There are always going to be challenges.I met a woman on an airplane two weeks ago when I was flying back to Denver and I was on my way back to the restroom; she grabbed my arm, and almost no one ever grabs my arm, and she looked up into my eyes and started to cry, and then she just said, “thank you, thank you, thank you.” She said her daughter was transgender and bipolar and was really struggling, and the fact that I came out and spoke for trans individuals ment the life for her daughter.
That’s really the first time anyone in a public space became so emotional, and it showed me how deep the challenge really is. If my public support for trans individuals being able to have every right, every privilege, every access, if that provokes so much response, it’s a reflection of how vicious and accusatory the world is to people who are different.
What was it like to be an ally governor in this current political climate?
The political climate has certainly hardened and gotten more divisive and vicious and full of acrimony.

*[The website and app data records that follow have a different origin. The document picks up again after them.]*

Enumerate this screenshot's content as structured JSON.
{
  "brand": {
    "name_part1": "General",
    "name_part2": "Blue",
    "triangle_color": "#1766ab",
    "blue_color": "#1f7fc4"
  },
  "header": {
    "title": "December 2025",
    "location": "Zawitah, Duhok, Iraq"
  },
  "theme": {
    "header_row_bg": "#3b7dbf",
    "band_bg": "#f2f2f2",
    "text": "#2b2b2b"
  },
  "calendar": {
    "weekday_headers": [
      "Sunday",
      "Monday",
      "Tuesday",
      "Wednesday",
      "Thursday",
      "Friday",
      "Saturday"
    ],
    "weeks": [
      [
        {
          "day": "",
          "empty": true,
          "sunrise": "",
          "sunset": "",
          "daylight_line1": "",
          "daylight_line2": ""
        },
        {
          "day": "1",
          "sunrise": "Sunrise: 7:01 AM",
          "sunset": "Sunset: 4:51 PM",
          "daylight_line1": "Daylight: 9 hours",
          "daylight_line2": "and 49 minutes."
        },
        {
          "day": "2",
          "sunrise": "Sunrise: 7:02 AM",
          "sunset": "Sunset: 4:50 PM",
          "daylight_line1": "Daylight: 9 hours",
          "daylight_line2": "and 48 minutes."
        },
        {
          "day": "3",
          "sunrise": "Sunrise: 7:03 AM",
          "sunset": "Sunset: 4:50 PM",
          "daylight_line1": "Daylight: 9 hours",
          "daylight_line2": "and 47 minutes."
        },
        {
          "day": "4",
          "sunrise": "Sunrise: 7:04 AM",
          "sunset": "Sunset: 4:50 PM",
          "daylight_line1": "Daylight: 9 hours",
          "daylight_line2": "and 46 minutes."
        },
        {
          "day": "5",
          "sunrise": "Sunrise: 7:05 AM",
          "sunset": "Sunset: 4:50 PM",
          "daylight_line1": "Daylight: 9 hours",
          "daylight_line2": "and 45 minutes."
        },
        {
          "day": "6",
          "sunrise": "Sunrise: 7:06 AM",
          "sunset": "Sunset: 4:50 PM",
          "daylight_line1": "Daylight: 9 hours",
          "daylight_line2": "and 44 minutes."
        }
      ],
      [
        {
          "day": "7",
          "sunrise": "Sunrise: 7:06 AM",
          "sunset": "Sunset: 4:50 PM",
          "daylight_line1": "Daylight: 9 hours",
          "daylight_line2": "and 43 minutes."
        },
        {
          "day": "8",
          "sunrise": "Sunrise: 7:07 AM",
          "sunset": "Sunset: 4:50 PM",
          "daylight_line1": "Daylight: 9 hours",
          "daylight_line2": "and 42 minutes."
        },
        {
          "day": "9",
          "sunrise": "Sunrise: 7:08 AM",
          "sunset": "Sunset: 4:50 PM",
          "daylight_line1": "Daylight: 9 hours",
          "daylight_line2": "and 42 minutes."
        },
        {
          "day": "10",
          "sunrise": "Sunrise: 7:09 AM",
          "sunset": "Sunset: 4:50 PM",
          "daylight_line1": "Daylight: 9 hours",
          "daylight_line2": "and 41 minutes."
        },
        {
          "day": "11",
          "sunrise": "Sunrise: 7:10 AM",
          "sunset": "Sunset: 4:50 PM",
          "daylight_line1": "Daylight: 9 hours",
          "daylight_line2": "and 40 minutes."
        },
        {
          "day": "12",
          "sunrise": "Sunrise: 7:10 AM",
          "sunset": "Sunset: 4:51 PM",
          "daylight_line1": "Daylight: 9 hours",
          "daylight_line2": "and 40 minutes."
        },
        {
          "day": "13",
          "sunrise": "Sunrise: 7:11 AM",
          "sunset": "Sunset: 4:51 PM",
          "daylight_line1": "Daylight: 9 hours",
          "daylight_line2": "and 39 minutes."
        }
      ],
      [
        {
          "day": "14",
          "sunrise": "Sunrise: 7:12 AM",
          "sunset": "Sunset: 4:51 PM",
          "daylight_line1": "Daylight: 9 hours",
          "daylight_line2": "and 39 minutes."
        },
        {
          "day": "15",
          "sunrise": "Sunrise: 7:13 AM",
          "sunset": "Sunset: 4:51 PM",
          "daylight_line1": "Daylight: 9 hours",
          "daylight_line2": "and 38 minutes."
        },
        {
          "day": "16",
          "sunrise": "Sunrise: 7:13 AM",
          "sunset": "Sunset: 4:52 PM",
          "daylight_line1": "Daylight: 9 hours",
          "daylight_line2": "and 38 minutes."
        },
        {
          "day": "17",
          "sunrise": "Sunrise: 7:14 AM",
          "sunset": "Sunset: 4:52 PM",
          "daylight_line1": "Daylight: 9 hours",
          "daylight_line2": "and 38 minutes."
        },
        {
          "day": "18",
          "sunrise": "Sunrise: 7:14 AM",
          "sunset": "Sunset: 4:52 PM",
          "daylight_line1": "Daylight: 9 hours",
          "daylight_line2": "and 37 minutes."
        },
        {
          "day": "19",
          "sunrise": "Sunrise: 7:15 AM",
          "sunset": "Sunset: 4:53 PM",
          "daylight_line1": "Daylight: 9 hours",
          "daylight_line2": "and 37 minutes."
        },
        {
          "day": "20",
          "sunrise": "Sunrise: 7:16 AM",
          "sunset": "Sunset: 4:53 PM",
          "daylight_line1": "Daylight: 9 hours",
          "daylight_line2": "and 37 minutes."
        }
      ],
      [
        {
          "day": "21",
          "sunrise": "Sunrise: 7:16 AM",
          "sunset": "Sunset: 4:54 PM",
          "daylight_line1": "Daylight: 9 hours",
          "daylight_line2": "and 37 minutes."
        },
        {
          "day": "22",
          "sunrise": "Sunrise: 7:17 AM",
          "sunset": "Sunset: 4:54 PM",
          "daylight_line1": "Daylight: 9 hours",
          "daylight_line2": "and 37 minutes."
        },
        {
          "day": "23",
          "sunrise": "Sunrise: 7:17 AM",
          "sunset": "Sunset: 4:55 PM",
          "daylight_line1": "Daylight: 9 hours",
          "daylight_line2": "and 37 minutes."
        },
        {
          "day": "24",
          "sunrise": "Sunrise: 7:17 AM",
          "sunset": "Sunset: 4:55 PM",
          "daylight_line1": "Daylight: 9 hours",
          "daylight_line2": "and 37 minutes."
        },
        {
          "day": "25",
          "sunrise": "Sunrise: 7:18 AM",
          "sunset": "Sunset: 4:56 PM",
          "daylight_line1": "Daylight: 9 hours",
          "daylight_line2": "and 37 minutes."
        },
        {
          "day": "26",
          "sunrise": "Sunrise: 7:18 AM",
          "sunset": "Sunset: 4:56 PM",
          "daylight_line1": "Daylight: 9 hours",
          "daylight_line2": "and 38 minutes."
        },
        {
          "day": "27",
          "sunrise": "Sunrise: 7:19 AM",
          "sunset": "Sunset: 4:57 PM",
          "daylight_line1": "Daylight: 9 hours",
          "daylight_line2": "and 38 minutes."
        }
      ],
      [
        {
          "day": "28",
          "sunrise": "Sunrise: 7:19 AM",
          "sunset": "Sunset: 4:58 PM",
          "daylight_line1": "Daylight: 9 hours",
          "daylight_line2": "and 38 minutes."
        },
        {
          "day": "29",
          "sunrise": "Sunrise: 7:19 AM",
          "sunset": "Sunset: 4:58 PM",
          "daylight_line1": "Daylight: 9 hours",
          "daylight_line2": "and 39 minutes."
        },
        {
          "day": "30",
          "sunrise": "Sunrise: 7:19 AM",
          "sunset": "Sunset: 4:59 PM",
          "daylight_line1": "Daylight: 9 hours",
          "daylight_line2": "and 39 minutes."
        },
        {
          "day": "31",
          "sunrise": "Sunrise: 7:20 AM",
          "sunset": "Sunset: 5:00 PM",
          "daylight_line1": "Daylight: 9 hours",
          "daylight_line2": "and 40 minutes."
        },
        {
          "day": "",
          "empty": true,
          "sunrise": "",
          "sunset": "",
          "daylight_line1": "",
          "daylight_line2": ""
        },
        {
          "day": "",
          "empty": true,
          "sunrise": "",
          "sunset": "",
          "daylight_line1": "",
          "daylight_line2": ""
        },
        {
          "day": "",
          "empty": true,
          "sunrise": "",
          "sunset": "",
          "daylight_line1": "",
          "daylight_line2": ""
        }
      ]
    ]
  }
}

You see these swastikas painted on buildings and the evidence of hate crimes, the cruel things people are doing, but in a funny way for many of us in public service, it hardens our reslove. It makes us want to work harder.
When I meet somebody that is just boldly attacking the gay culture or gay people, I’ve been trying harder and harder to ask some questions and really try and see where they are coming from and where those feelings are lodged. How deeply in the past did someone teach them that differences are something to be scorned? And it’s funny; I feel like we almost get more progress on the individual level, not on the mass level. On the mass level you need action, laws, protest, and social mobilization. On the individual level I think the opportunity to talk to people really is powerful, and too often we don’t utilize it.
How did it feel to win an Ally Award, and why was this a big deal for you?
It just means a tremendous amount. My dad got very sick and died when I was in third grade, and partly because of that, partly because I was a year younger, partly because I looked like a dork—I had these big, plastic glasses with really thick lenses—I was always interrupting people, always teasing them because I wanted to be liked.
I became that kid that was ostracized and marginalized and made fun of. I know I never lost that sense, and I think most people don’t, and to be recognized with an Ally Award makes me feel like I’m part of a much larger community, and appreciated as part of a larger community, which is always a good feeling.
What would you like to see your successor do to help further your legacy supporting LGBTQ rights in Colorado?
I hope that my successor is Jared Polis, and he will be the first openly gay governor in the history of the United States. I told him that we have a good track record here and he better pick it up, but I was just teasing him, because obviously he lived that life and I think he will have the insight and get the support.
I think it is critically important that the gay community comes out strongly behind Jared, because I think having him in office will be one of the greatest things—seeing how an openly gay man leads successfully. I’m not sure there is much else that can match it. It’s a unique and powerful opportunity, and I think I view it as part of my responsibility to make sure he wins and make sure he goes down as a great governor.
What are you going to do to continue advocating for LGBTQ rights after you step down?
Like I said, when I was in the restaurant business, I think we were one of the first mainstream restaurants in Denver to have our general manager be openly gay. In my life in the private sector, I will just as out front as I’ve always been and continue to be to work and make sure that everyone gets their fair share of the American Dream. I will continue to help people live and create and realize their dreams.